### Assignment
Tally every line in the data that has the word "xmlns" and report only the total.

### Material supplied

----

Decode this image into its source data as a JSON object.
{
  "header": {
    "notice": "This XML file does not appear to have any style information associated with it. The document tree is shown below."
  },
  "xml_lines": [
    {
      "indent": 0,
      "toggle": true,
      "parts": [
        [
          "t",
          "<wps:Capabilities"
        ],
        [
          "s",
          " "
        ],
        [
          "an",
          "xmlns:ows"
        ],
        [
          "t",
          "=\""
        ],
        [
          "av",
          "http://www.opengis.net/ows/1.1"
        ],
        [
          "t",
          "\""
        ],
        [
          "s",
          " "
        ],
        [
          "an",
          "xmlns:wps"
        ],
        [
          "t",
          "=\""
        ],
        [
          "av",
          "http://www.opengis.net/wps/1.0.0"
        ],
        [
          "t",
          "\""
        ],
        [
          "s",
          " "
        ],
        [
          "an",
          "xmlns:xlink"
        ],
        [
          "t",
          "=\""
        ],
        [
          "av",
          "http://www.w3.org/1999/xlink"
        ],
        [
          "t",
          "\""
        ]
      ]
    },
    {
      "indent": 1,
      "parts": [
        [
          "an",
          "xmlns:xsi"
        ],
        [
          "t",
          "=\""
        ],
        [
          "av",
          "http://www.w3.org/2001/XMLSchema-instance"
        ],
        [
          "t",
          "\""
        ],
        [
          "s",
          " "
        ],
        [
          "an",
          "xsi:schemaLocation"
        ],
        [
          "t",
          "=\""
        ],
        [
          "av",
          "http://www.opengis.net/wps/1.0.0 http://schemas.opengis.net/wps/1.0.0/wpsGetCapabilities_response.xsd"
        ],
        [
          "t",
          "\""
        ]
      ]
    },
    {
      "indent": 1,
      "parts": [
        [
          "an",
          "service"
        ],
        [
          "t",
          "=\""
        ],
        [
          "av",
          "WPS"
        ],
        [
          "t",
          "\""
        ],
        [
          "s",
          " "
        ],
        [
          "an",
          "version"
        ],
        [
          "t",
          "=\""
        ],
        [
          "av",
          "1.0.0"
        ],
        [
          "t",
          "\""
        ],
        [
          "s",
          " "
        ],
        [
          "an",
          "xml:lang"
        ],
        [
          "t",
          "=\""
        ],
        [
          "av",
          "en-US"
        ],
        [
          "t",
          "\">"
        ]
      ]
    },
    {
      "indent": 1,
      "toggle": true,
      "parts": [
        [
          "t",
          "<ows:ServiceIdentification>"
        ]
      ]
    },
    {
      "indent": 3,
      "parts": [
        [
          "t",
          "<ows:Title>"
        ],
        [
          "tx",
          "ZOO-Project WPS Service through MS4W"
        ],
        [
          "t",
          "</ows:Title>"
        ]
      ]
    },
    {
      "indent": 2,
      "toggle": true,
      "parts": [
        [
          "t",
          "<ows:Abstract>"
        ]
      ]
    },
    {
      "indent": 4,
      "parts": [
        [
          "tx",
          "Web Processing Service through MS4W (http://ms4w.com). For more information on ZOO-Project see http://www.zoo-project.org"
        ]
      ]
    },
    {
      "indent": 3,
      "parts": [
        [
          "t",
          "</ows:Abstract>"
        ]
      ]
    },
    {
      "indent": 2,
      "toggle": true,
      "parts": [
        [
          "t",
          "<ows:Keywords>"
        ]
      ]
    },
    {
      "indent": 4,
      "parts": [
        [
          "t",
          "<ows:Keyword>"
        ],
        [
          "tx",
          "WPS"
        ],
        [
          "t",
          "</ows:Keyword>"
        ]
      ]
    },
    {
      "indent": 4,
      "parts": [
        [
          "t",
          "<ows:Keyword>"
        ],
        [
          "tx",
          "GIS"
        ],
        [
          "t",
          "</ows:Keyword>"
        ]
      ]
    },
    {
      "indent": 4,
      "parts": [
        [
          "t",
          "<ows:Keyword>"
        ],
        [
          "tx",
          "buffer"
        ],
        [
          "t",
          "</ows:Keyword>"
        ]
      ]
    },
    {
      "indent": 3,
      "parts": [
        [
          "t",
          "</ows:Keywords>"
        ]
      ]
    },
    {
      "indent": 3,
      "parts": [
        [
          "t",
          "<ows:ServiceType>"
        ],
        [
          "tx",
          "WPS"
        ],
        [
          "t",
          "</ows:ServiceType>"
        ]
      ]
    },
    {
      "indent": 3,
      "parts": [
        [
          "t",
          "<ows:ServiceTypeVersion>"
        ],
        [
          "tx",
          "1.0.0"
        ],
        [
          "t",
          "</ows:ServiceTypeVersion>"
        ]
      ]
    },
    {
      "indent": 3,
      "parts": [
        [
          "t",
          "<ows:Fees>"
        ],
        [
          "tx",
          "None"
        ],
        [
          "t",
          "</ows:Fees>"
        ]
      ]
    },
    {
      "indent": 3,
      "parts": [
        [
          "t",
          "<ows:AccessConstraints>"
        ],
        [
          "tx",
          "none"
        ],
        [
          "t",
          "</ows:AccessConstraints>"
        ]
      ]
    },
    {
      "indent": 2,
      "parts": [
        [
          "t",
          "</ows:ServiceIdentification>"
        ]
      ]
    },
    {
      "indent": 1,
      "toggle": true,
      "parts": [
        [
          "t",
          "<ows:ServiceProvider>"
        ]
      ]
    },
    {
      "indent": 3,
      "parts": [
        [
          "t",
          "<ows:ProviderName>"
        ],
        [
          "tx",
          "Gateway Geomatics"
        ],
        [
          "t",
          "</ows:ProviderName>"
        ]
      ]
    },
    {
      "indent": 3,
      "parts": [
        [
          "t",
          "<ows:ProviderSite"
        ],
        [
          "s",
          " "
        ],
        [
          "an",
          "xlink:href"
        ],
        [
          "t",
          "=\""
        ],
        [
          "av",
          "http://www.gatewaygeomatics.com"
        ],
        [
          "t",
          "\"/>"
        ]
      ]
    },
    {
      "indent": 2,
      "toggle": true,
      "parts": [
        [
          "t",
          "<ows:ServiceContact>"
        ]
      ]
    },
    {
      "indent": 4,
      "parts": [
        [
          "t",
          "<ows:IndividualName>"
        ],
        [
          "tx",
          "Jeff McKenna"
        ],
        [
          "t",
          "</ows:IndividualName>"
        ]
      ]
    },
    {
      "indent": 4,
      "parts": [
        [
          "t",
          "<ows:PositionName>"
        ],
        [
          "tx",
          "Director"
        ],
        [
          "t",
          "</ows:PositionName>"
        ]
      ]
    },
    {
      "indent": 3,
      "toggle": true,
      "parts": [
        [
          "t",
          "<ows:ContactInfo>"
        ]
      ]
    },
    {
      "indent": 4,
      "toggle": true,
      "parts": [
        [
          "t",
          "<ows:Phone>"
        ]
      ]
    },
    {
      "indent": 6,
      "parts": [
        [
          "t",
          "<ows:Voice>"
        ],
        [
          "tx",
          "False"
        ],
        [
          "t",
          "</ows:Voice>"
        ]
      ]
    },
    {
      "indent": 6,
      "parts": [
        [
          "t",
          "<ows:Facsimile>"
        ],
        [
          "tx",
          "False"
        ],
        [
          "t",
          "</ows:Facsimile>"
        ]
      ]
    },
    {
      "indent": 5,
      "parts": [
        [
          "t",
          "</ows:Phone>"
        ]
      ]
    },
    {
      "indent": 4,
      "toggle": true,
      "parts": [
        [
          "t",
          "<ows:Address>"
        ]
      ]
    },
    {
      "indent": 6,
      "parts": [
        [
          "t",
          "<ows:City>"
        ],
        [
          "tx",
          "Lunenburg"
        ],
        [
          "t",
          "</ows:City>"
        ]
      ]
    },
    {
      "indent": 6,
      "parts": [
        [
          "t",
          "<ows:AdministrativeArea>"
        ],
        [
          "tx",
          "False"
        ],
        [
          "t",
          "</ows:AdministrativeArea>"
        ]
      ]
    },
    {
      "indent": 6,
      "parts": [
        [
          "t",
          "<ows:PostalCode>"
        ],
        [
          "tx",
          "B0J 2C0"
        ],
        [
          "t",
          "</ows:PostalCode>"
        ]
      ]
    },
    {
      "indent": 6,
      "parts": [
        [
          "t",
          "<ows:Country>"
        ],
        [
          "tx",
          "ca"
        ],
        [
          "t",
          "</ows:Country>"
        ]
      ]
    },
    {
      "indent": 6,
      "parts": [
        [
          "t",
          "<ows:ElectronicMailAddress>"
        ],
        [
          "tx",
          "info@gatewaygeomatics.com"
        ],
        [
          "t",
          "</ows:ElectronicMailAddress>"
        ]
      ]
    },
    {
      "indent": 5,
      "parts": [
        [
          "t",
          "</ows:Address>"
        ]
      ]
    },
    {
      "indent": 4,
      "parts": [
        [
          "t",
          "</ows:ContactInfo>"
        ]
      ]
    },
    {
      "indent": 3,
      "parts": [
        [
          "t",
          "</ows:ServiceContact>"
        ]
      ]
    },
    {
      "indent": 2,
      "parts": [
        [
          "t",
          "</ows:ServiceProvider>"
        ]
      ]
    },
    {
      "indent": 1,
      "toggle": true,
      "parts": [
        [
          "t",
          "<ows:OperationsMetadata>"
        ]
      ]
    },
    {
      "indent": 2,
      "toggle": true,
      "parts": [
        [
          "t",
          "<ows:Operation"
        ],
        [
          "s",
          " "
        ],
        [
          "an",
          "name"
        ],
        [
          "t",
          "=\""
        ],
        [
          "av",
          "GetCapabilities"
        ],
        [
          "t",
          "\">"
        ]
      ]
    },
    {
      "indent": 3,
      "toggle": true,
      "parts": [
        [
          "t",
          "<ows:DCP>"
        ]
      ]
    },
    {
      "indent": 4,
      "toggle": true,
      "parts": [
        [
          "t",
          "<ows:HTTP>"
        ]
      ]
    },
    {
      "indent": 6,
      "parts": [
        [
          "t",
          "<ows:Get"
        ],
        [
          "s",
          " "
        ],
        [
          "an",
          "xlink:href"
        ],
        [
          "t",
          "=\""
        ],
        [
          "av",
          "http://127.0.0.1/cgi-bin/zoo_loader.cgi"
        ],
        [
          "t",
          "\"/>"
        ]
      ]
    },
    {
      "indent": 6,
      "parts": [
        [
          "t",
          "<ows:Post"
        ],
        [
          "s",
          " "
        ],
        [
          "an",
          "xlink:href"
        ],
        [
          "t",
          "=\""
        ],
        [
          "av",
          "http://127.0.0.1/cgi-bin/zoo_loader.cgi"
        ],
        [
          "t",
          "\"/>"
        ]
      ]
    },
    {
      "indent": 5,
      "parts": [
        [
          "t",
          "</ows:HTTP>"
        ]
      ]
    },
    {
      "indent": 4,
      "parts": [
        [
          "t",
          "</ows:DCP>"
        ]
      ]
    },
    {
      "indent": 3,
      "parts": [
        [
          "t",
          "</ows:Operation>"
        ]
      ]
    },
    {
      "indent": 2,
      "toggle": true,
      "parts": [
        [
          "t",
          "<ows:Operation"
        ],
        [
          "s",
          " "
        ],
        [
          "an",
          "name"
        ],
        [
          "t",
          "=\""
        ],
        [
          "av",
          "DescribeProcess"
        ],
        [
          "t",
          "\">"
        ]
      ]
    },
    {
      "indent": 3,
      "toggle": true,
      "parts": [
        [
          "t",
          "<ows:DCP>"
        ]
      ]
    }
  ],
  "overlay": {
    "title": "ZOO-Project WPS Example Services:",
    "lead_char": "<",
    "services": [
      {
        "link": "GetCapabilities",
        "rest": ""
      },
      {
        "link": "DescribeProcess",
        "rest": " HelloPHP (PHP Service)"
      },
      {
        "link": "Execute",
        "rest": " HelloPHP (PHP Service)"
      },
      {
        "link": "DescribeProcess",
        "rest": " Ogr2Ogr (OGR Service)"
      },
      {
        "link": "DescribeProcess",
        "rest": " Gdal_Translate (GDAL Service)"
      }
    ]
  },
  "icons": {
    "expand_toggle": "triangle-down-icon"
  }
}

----

### Reply to the task
4